One Halloween night I was analyzing evidence when my friend walked in. He looked pale and upset so I asked him to sit down. He had come to tell me good bye. I asked for what. He told me he just died and came to say good bye to me. I wanted to ask him so many questions but he held no regrets. He told me where he was and wanted me to tell his parents he loved them. I shook my head. ‘No,’ I said, ‘You can’t do this to me. You were the first friend I ever had.’ And then what he told me then has been with me in my mind. ‘Death won’t separate us. It can’t.’ Some things we can never forget. His last words to me are one of those things. That night was the first time since I was a boy that I cried. When I found him the next day, he had burned his apartment complex down. I tried to find the cause of why he’d do such a thing, but to no avail. It was on November 2nd that I told his parents. ‘¡Dios mío ...! ¡Mi hijo!’ his poor mother yelled in Spanish among other things. His father hugged her and thanked me for telling them. I didn’t want to inquire why this might’ve happened to their son. Losing their only child was bad enough. They didn’t need some guy asking questions.
I couldn’t find any trace of arson, any faulty wiring, no starting point. The entire complex, for the lack of better terms, caught fire all at once. So many people died, yet he had no regrets.
So here I lay on my back, staring at the ceiling. Another Halloween passes me by. My wife sound asleep next to me within her dreams. I can neither thank God nor curse Satan.

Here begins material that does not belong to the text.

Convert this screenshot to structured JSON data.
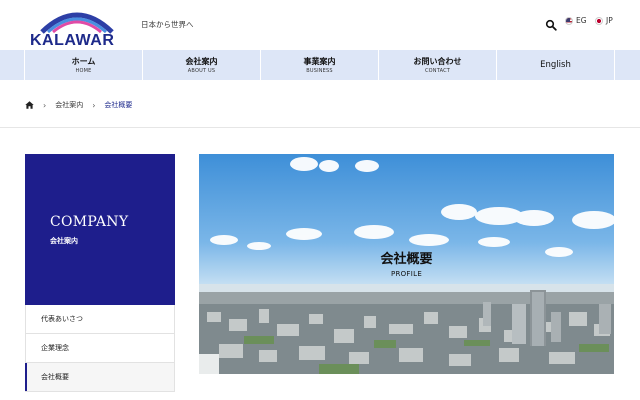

I can’t curse God nor thank Satan. I’m simply alone in my ability. I wonder if I am even Human sometimes, yet can’t come to an answer. Perhaps he killed himself for the very same reason I wonder if I should. If that’s the case, I should live long enough to find that answer.
I don’t fear death. I can’t. I fear its aftermath.